## What is needed
The records shown below are to be repeated exactly and completely.

## Records to process
◇ ◇ ◇
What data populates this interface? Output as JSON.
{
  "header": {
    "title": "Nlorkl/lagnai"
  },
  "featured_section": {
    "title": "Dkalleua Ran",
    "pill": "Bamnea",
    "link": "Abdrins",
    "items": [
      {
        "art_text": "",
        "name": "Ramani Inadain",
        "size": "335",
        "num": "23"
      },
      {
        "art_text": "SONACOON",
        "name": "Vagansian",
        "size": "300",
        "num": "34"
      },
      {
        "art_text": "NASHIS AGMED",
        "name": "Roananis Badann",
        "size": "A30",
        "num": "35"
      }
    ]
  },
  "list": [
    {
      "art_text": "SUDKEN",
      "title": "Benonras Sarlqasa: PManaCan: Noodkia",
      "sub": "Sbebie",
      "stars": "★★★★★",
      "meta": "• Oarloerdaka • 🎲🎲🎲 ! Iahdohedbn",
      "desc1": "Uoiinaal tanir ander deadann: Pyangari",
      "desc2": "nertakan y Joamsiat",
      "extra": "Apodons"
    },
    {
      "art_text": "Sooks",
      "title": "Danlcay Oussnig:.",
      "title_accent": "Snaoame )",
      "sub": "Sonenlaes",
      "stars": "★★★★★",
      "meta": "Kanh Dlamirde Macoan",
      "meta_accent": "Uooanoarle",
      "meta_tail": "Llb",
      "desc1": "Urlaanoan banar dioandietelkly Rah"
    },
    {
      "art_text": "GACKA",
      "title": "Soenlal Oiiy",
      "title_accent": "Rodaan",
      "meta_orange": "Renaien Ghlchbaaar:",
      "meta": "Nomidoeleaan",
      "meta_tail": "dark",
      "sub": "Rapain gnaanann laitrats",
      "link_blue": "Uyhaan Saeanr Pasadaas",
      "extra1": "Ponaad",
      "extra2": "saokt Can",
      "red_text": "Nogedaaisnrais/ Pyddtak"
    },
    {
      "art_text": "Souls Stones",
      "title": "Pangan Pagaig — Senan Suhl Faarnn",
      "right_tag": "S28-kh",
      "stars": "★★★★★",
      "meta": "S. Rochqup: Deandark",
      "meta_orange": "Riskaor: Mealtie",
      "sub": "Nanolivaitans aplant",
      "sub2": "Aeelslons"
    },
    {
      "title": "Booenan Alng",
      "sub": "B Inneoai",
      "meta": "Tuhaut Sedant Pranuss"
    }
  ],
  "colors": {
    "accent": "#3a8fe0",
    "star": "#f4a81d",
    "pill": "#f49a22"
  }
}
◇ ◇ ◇
## Written response
What data populates this interface? Output as JSON.
{
  "header": {
    "title": "Nlorkl/lagnai"
  },
  "featured_section": {
    "title": "Dkalleua Ran",
    "pill": "Bamnea",
    "link": "Abdrins",
    "items": [
      {
        "art_text": "",
        "name": "Ramani Inadain",
        "size": "335",
        "num": "23"
      },
      {
        "art_text": "SONACOON",
        "name": "Vagansian",
        "size": "300",
        "num": "34"
      },
      {
        "art_text": "NASHIS AGMED",
        "name": "Roananis Badann",
        "size": "A30",
        "num": "35"
      }
    ]
  },
  "list": [
    {
      "art_text": "SUDKEN",
      "title": "Benonras Sarlqasa: PManaCan: Noodkia",
      "sub": "Sbebie",
      "stars": "★★★★★",
      "meta": "• Oarloerdaka • 🎲🎲🎲 ! Iahdohedbn",
      "desc1": "Uoiinaal tanir ander deadann: Pyangari",
      "desc2": "nertakan y Joamsiat",
      "extra": "Apodons"
    },
    {
      "art_text": "Sooks",
      "title": "Danlcay Oussnig:.",
      "title_accent": "Snaoame )",
      "sub": "Sonenlaes",
      "stars": "★★★★★",
      "meta": "Kanh Dlamirde Macoan",
      "meta_accent": "Uooanoarle",
      "meta_tail": "Llb",
      "desc1": "Urlaanoan banar dioandietelkly Rah"
    },
    {
      "art_text": "GACKA",
      "title": "Soenlal Oiiy",
      "title_accent": "Rodaan",
      "meta_orange": "Renaien Ghlchbaaar:",
      "meta": "Nomidoeleaan",
      "meta_tail": "dark",
      "sub": "Rapain gnaanann laitrats",
      "link_blue": "Uyhaan Saeanr Pasadaas",
      "extra1": "Ponaad",
      "extra2": "saokt Can",
      "red_text": "Nogedaaisnrais/ Pyddtak"
    },
    {
      "art_text": "Souls Stones",
      "title": "Pangan Pagaig — Senan Suhl Faarnn",
      "right_tag": "S28-kh",
      "stars": "★★★★★",
      "meta": "S. Rochqup: Deandark",
      "meta_orange": "Riskaor: Mealtie",
      "sub": "Nanolivaitans aplant",
      "sub2": "Aeelslons"
    },
    {
      "title": "Booenan Alng",
      "sub": "B Inneoai",
      "meta": "Tuhaut Sedant Pranuss"
    }
  ],
  "colors": {
    "accent": "#3a8fe0",
    "star": "#f4a81d",
    "pill": "#f49a22"
  }
}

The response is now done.